training_step method of the training class defines how the cost is computed by forwarding input values through the network and using the loss function. It should return the loss value. By default, it is not defined in the parent
TrainingPlan class: it should be defined by the researcher in his/her model class, same as the
An example of training step for PyTorch is shown below.
def training_step(self, data, target): output = self.forward(data) loss = torch.nn.functional.nll_loss(output, target) return loss
training_step function takes as input two arguments,
target, which are obtained by cycling through the dataset defined in the
training_data function. There is some flexibility concerning what type of variables they might be.
In a Pytorch training plan, the following data types are supported:
- a collection (a
- a recursive collection of collections, arbitrarily nested, that ultimately contain
Be aware of the data types in your dataset
It is ultimately your responsibility to write the code for
training_step that correctly handles the data types returned by the
__getitem__ function of the dataset you are targeting. Be aware of the specifics of your dataset when writing this function.
By dependencies we mean here the python modules that are necessary to build all the various elements of your training plan on the node side.
init_dependencies allows you to indicate modules that are needed by your model class, with the following signature:
def init_dependencies(self) -> List[str]:
Each dependency should be defined as valid import statement in a string, for example
from torch.optim import Adam or
import torch, or
from declearn.optimizer.modules import AdamModule (for its
declearn alternative). You must specify dependencies for any python module that you wish to use, regardless of whether it is for the data, optimizer, model, etc...
The training routine is the heart of the training plan. This method performs the model training loop, based on given model and training arguments. For example, if the model is a neural network based on the PyTorch framework, the training routine is in charge of performing the training part over looping epochs and batches. If the model is a Scikit-Learn model, it fits the model by the given ML method and Scikit-Learn does the rest. The training routine is executed by the nodes after they have received a train request from the researcher and downloaded the training plan file.
training_routine is discouraged
Both PyTorch and scikit-learn training plans already implement a
training_routine, that internally uses the
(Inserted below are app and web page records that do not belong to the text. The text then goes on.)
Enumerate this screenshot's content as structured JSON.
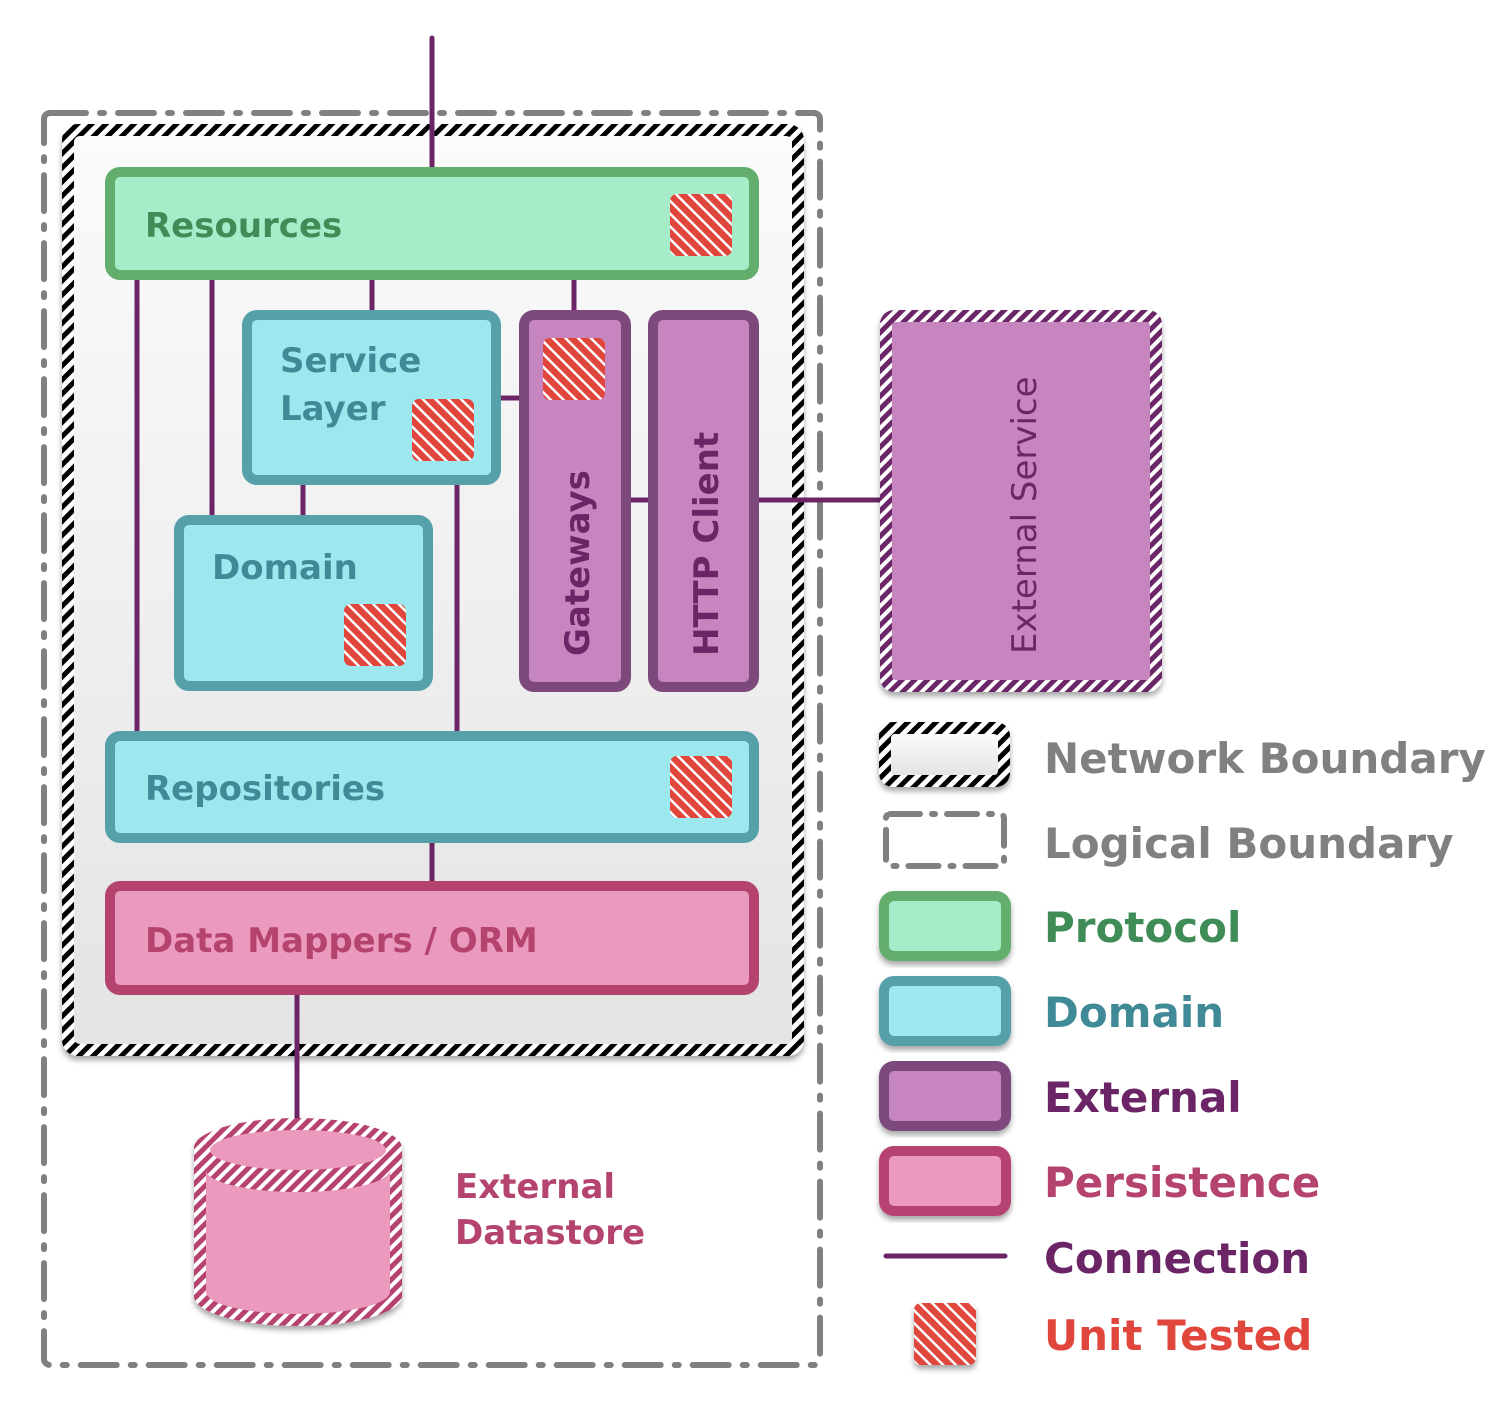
{
  "diagram": {
    "components": {
      "resources": "Resources",
      "service_layer_line1": "Service",
      "service_layer_line2": "Layer",
      "domain": "Domain",
      "gateways": "Gateways",
      "http_client": "HTTP Client",
      "repositories": "Repositories",
      "data_mappers": "Data Mappers / ORM",
      "external_service": "External Service",
      "external_datastore_line1": "External",
      "external_datastore_line2": "Datastore"
    },
    "unit_tested": [
      "resources",
      "service_layer",
      "domain",
      "gateways",
      "repositories"
    ]
  },
  "legend": {
    "items": [
      {
        "key": "network",
        "label": "Network Boundary",
        "color": "#808080"
      },
      {
        "key": "logical",
        "label": "Logical Boundary",
        "color": "#808080"
      },
      {
        "key": "protocol",
        "label": "Protocol",
        "color": "#3f8c57"
      },
      {
        "key": "domain",
        "label": "Domain",
        "color": "#3f8a96"
      },
      {
        "key": "external",
        "label": "External",
        "color": "#6b2566"
      },
      {
        "key": "persistence",
        "label": "Persistence",
        "color": "#b5436f"
      },
      {
        "key": "connection",
        "label": "Connection",
        "color": "#6b2566"
      },
      {
        "key": "unit",
        "label": "Unit  Tested",
        "color": "#e0463c"
      }
    ]
  },
  "colors": {
    "protocol_fill": "#a6ecc9",
    "protocol_stroke": "#63ad6d",
    "protocol_text": "#3f8c57",
    "domain_fill": "#9ce8ee",
    "domain_stroke": "#56a0aa",
    "domain_text": "#3f8a96",
    "external_fill": "#c785c0",
    "external_stroke": "#7d497d",
    "external_text": "#6b2566",
    "persistence_fill": "#eb99bd",
    "persistence_stroke": "#b5436f",
    "persistence_text": "#b5436f",
    "connection": "#6b2566",
    "unit_tested": "#e0463c",
    "boundary_gray": "#808080"
  }
}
training_step provided by you to compute the loss function (only in the PyTorch case). Overriding this default routine is strongly discouraged, and you may do so only at your own risk.
As you can see from the following code snippet, the training routine requires some training arguments such as
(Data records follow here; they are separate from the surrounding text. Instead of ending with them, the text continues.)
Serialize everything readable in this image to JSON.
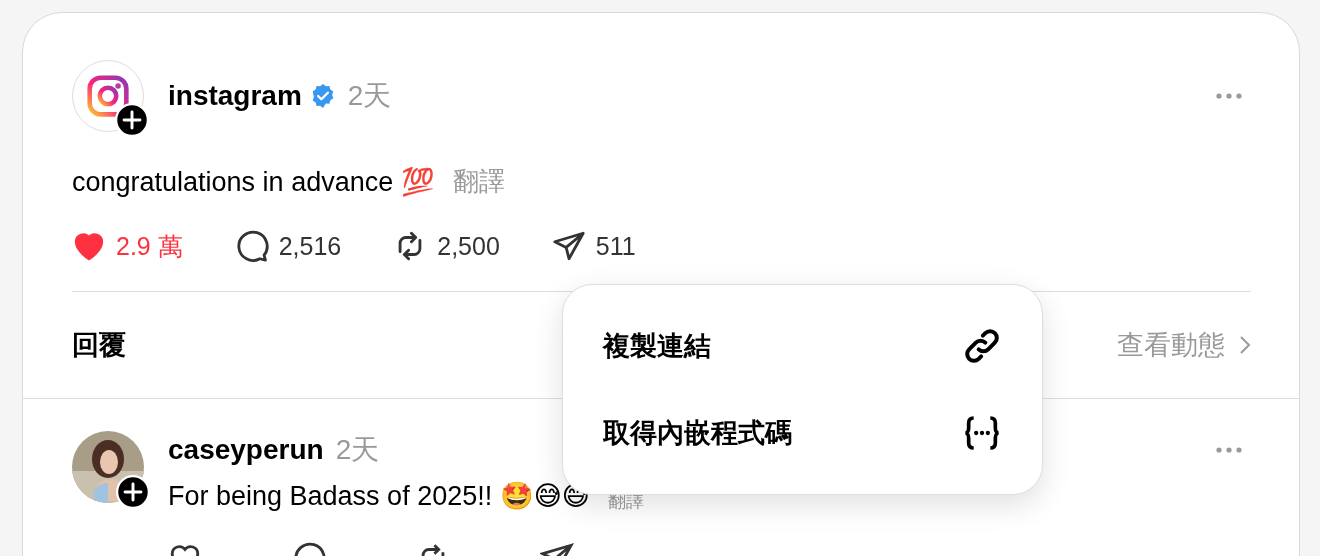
{
  "post": {
    "author": "instagram",
    "verified": true,
    "time": "2天",
    "text": "congratulations in advance 💯",
    "translate": "翻譯",
    "actions": [
      {
        "kind": "like",
        "count": "2.9 萬",
        "selected": true
      },
      {
        "kind": "comment",
        "count": "2,516"
      },
      {
        "kind": "repost",
        "count": "2,500"
      },
      {
        "kind": "share",
        "count": "511"
      }
    ]
  },
  "replies_bar": {
    "label": "回覆",
    "view_activity": "查看動態"
  },
  "reply": {
    "author": "caseyperun",
    "time": "2天",
    "text": "For being Badass of 2025!! 🤩😅😅",
    "translate": "翻譯"
  },
  "menu": {
    "items": [
      {
        "kind": "link",
        "label": "複製連結"
      },
      {
        "kind": "embed",
        "label": "取得內嵌程式碼"
      }
    ]
  }
}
batch_size etc. Since the
training_routine is already defined by Fed-BioMed, you are only allowed to control the training process by changing these arguments. Modifying the training routine from the training plan class might raise unexpected errors. These training arguments are passed to the node by the experiment through the network component.
def training_routine(self, epochs: int = 2, log_interval: int = 10, lr: Union[int, float] = 1e-3, batch_size: int = 48, batch_maxnum: int = 0, dry_run: bool = False, ... ): # You can see details from `fedbiomed.common.torchnn` # ..... for epoch in range(1, epochs + 1): training_data = self.training_data() for batch_idx, (data, target) in enumerate(training_data): self.train() data, target = data.to(self.device), target.to(self.device) self.optimizer.zero_grad() res = self.training_step(data, target) res.backward() self.optimizer.step() #.....
Saving and Loading Model
Each training plan provides save and load functionality. These are required for loading and saving model parameters into the file system after or before the training in the nodes and the researcher part. Consequently, experiment can upload and download the model parameters. Indeed, each framework has its own way to load and save models.
You can access these classes from the
fedbiomed/common directory to see them in more detail.
save is discouraged
Both PyTorch and scikit-learn training plans already implement
save. Overriding this default routines is strongly discouraged, and you may do so only at your own risk.